■ Directions for this task
In the listing below, locate the lines that hold "data" and copy them.

■ The input
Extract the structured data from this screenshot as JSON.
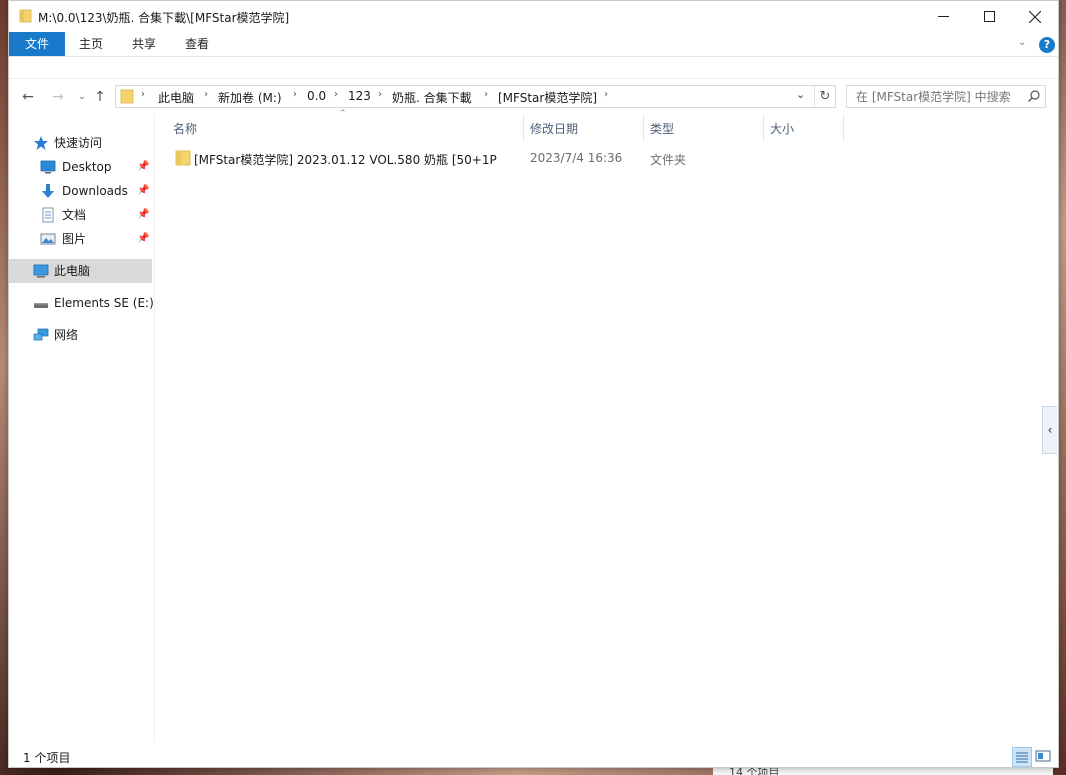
{
  "window": {
    "title": "M:\\0.0\\123\\奶瓶. 合集下載\\[MFStar模范学院]"
  },
  "ribbon": {
    "tabs": [
      "文件",
      "主页",
      "共享",
      "查看"
    ],
    "help": "?"
  },
  "address": {
    "crumbs": [
      "此电脑",
      "新加卷 (M:)",
      "0.0",
      "123",
      "奶瓶. 合集下載",
      "[MFStar模范学院]"
    ],
    "search_placeholder": "在 [MFStar模范学院] 中搜索"
  },
  "nav": {
    "quick_access": "快速访问",
    "items": [
      {
        "label": "Desktop",
        "icon": "desktop-icon",
        "pinned": true
      },
      {
        "label": "Downloads",
        "icon": "downloads-icon",
        "pinned": true
      },
      {
        "label": "文档",
        "icon": "documents-icon",
        "pinned": true
      },
      {
        "label": "图片",
        "icon": "pictures-icon",
        "pinned": true
      }
    ],
    "this_pc": "此电脑",
    "drive": "Elements SE (E:)",
    "network": "网络"
  },
  "columns": {
    "name": "名称",
    "date": "修改日期",
    "type": "类型",
    "size": "大小"
  },
  "files": [
    {
      "name": "[MFStar模范学院] 2023.01.12 VOL.580 奶瓶 [50+1P",
      "date": "2023/7/4 16:36",
      "type": "文件夹",
      "size": ""
    }
  ],
  "status": {
    "count": "1 个项目"
  },
  "background_window": {
    "status": "14 个项目"
  },
  "colors": {
    "accent": "#1979ca",
    "folder": "#f6d36b",
    "selected_nav": "#d9d9d9",
    "header_text": "#4c607a"
  }
}
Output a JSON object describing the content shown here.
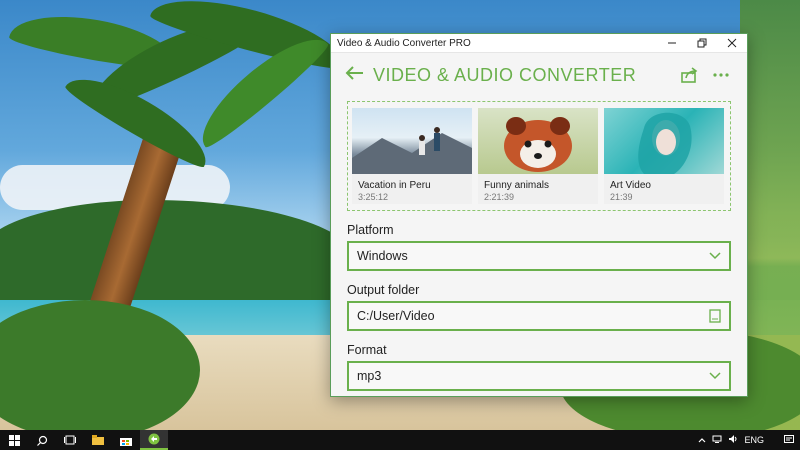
{
  "window": {
    "title": "Video & Audio Converter PRO",
    "controls": {
      "minimize": "minimize-icon",
      "maximize": "restore-icon",
      "close": "close-icon"
    }
  },
  "header": {
    "back_icon": "arrow-left-icon",
    "title": "VIDEO & AUDIO CONVERTER",
    "share_icon": "share-icon",
    "more_icon": "more-icon"
  },
  "media": [
    {
      "title": "Vacation in Peru",
      "duration": "3:25:12"
    },
    {
      "title": "Funny animals",
      "duration": "2:21:39"
    },
    {
      "title": "Art Video",
      "duration": "21:39"
    }
  ],
  "platform": {
    "label": "Platform",
    "value": "Windows"
  },
  "output": {
    "label": "Output folder",
    "value": "C:/User/Video"
  },
  "format": {
    "label": "Format",
    "value": "mp3"
  },
  "taskbar": {
    "language": "ENG",
    "icons": [
      "windows-start-icon",
      "search-icon",
      "task-view-icon",
      "file-explorer-icon",
      "store-icon",
      "app-icon"
    ]
  },
  "colors": {
    "accent": "#6ab04c"
  }
}
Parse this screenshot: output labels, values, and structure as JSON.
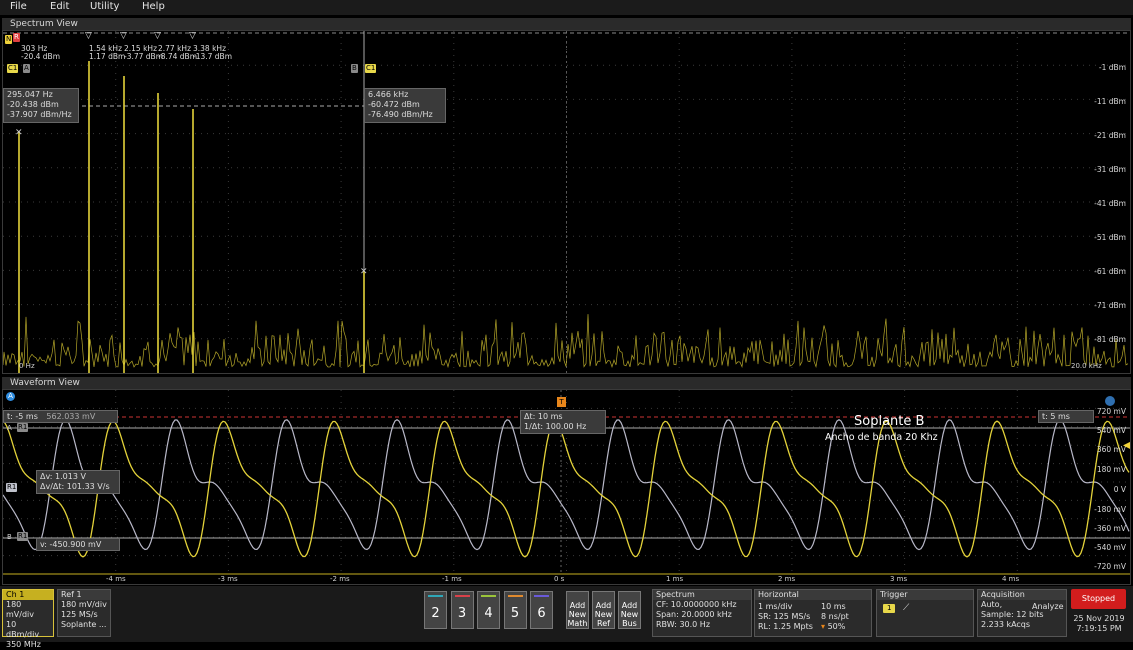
{
  "menu": [
    "File",
    "Edit",
    "Utility",
    "Help"
  ],
  "spectrum": {
    "title": "Spectrum View",
    "y_labels": [
      "-1 dBm",
      "-11 dBm",
      "-21 dBm",
      "-31 dBm",
      "-41 dBm",
      "-51 dBm",
      "-61 dBm",
      "-71 dBm",
      "-81 dBm"
    ],
    "x_start": "0 Hz",
    "x_end": "20.0 kHz",
    "top_marker": {
      "freq": "303 Hz",
      "level": "-20.4 dBm"
    },
    "peaks": [
      {
        "freq": "1.54 kHz",
        "level": "1.17 dBm"
      },
      {
        "freq": "2.15 kHz",
        "level": "-3.77 dBm"
      },
      {
        "freq": "2.77 kHz",
        "level": "-8.74 dBm"
      },
      {
        "freq": "3.38 kHz",
        "level": "-13.7 dBm"
      }
    ],
    "cursor_a": {
      "tag": "C1",
      "label": "A",
      "freq": "295.047 Hz",
      "level": "-20.438 dBm",
      "density": "-37.907 dBm/Hz"
    },
    "cursor_b": {
      "tag": "C1",
      "label": "B",
      "freq": "6.466 kHz",
      "level": "-60.472 dBm",
      "density": "-76.490 dBm/Hz"
    },
    "ref_tag": "R",
    "mark_tag": "N"
  },
  "waveform": {
    "title": "Waveform View",
    "y_labels": [
      "540 mV",
      "360 mV",
      "180 mV",
      "0 V",
      "-180 mV",
      "-360 mV",
      "-540 mV",
      "-720 mV"
    ],
    "top_y_label": "720 mV",
    "x_labels": [
      "-4 ms",
      "-3 ms",
      "-2 ms",
      "-1 ms",
      "0 s",
      "1 ms",
      "2 ms",
      "3 ms",
      "4 ms"
    ],
    "cursor_left": {
      "t": "t: -5 ms",
      "v": "562.033 mV"
    },
    "cursor_right": {
      "t": "t: 5 ms"
    },
    "delta_time": {
      "dt": "Δt: 10 ms",
      "inv": "1/Δt: 100.00 Hz"
    },
    "delta_v": {
      "dv": "Δv: 1.013 V",
      "dvdt": "Δv/Δt: 101.33 V/s"
    },
    "v_readout": "v: -450.900 mV",
    "annotation_title": "Soplante B",
    "annotation_sub": "Ancho de banda 20 Khz",
    "a_badge": "A",
    "r_tag": "R1",
    "a_tag": "A",
    "b_tag": "B",
    "trigger_tag": "T"
  },
  "bottom": {
    "ch1": {
      "title": "Ch 1",
      "lines": [
        "180 mV/div",
        "10 dBm/div",
        "350 MHz"
      ]
    },
    "ref1": {
      "title": "Ref 1",
      "lines": [
        "180 mV/div",
        "125 MS/s",
        "Soplante ..."
      ]
    },
    "channels": [
      "2",
      "3",
      "4",
      "5",
      "6"
    ],
    "channel_colors": [
      "#2fa7b8",
      "#d9414a",
      "#9bc43a",
      "#e08a2e",
      "#6a5ad9"
    ],
    "add_buttons": [
      [
        "Add",
        "New",
        "Math"
      ],
      [
        "Add",
        "New",
        "Ref"
      ],
      [
        "Add",
        "New",
        "Bus"
      ]
    ],
    "spectrum": {
      "title": "Spectrum",
      "lines": [
        "CF: 10.0000000 kHz",
        "Span: 20.0000 kHz",
        "RBW: 30.0 Hz"
      ]
    },
    "horizontal": {
      "title": "Horizontal",
      "left": [
        "1 ms/div",
        "SR: 125 MS/s",
        "RL: 1.25 Mpts"
      ],
      "right": [
        "10 ms",
        "8 ns/pt",
        "50%"
      ]
    },
    "trigger": {
      "title": "Trigger",
      "badge": "1"
    },
    "acquisition": {
      "title": "Acquisition",
      "lines": [
        "Auto,",
        "Sample: 12 bits",
        "2.233 kAcqs"
      ],
      "analyze": "Analyze"
    },
    "stopped": "Stopped",
    "date": "25 Nov 2019",
    "time": "7:19:15 PM"
  },
  "colors": {
    "ch1": "#e3d23a",
    "ref1": "#b8b8c8",
    "stopped": "#d21d1d"
  }
}
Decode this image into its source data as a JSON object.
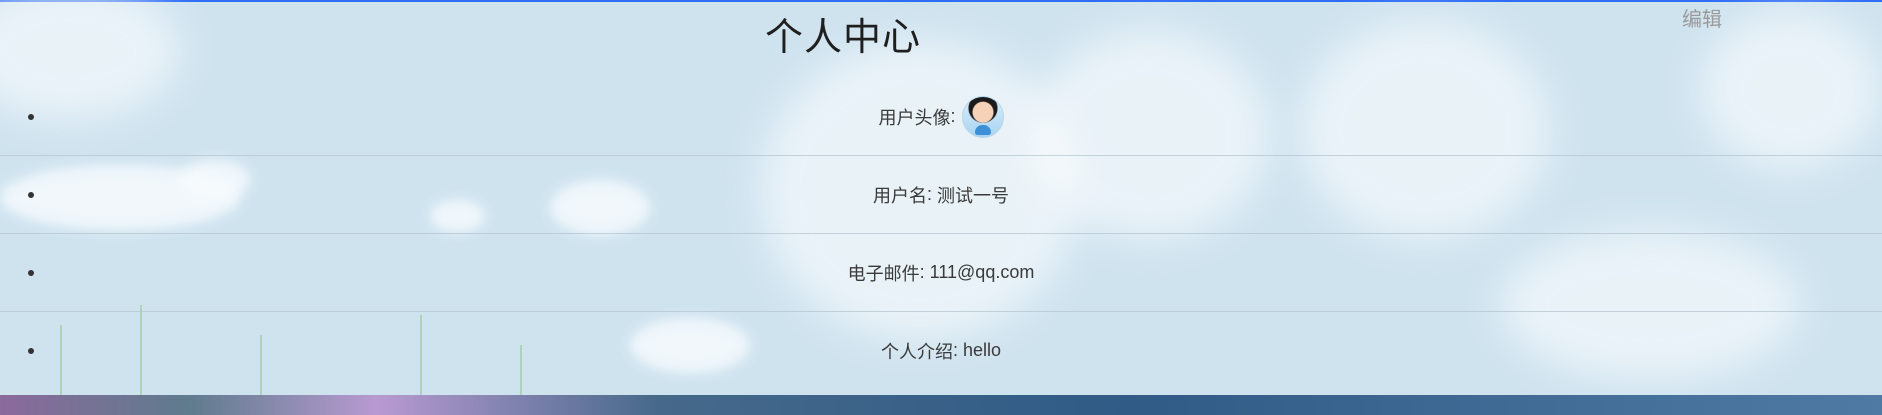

■ Task response
Extract the structured data from this screenshot as JSON.
Decode this image into its source data as a JSON object.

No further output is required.